> After reading that file, it looks for ~/.bash_profile, ~/.bash_login, and ~/.profile, in that order, and reads and executes commands from the first one that exists and is readable.
So, .bash_profile may or may not be loaded, and .profile being loaded or not loaded depends on the existence of those other two files in order.
Your response was lazy but on point. This is the darkest of man page magic, and nobody who hasn't read the manual will know the answer in complete detail. Everyone who has spent any real time in a shell has learned part of this answer.
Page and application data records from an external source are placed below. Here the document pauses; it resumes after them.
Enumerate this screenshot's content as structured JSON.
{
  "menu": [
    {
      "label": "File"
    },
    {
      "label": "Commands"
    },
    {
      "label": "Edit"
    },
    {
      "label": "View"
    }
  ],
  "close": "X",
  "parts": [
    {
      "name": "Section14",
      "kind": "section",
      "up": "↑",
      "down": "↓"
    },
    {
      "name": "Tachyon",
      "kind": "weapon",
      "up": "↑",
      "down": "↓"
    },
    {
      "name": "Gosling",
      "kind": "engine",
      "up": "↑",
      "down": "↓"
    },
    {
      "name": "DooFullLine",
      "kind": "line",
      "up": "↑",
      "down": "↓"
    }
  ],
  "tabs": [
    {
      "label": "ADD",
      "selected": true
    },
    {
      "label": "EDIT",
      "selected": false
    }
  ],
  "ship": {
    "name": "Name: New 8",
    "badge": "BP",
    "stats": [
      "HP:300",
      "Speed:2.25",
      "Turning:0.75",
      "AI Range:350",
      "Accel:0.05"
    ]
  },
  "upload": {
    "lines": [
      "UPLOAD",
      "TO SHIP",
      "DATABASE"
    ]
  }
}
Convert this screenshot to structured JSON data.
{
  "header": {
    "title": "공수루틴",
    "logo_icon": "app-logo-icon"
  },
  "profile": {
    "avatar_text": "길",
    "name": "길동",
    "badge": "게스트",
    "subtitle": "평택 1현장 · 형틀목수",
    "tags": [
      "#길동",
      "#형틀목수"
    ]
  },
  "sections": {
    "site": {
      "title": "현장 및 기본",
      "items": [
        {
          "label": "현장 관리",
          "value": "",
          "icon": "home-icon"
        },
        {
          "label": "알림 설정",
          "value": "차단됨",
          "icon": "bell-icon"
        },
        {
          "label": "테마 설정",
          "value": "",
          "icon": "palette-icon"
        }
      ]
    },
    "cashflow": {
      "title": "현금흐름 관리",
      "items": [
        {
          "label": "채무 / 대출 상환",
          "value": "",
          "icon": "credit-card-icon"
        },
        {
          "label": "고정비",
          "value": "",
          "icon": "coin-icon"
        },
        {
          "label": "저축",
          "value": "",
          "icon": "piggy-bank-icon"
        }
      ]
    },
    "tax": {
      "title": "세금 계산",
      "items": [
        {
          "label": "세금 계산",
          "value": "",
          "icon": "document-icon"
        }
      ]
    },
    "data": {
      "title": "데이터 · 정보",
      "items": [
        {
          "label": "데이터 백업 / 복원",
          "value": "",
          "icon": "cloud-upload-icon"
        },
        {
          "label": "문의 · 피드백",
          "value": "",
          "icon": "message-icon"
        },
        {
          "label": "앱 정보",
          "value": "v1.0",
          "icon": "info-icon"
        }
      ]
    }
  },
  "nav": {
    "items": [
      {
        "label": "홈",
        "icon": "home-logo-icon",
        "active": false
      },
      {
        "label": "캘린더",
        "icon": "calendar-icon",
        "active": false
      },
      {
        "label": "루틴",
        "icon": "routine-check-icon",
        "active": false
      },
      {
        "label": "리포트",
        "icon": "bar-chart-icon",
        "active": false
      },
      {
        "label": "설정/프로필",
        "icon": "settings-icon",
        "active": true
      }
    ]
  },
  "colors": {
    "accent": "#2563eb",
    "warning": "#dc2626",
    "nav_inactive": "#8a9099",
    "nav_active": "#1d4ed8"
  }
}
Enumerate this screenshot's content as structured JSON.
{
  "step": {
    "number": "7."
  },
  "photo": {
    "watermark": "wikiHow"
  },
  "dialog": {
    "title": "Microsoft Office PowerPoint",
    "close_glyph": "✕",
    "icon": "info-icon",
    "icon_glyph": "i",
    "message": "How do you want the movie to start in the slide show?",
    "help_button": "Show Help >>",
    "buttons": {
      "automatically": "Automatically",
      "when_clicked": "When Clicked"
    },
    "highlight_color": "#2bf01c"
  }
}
So if you only have a .profile, it makes sense to source that. If you have one of the bash-specific ones, then it's up to you whether you want to `source` the common .profile one or not.
The only way to do that is to have the file's path explicitly in $ENV, or $BASH_ENV of course...
I wondered what "rc" actually meant. It's interesting because I found the answer today on HN. So random and unexpected .
Anyway, I wonder whether if I referred to it as the "Run Commands File", would the people recognize what I meant.
FreeBSD init(8) still refers to it as "runcom":
Now we seem to be flooded with them. TTY, terminal, core dump, floppy disk save icon.
rc in Unix
> It is used for any file that contains startup information for a command.
In case you didn't want to click the link.
It could be in the future you'd need to click to send some crucial evidence to stop you getting sentenced to death. It could be that this saved click is the difference between the mouse failing or not on that occasion.
Of course the parent clicked send on their comment undoing the OPs good work.
This is all astoundingly improbable, but people buy lottery tickets each week.
Omron switches (most commonly used) are rated from 1M to 20M clicks.
>It could be in the future you'd need to click to send some crucial evidence to stop you getting sentenced to death. It could be that this saved click is the difference between the mouse failing or not on that occasion.
Double click is the most common failure mode. When clicking, the switch hesitates back and forth resulting in two mouse click events generated. This could turn "drag and drop" into "launch program". Will leave the rest for your imagination.
RC files were remote control files for m. I am pretty sure, I can't be the only one who asssumed that.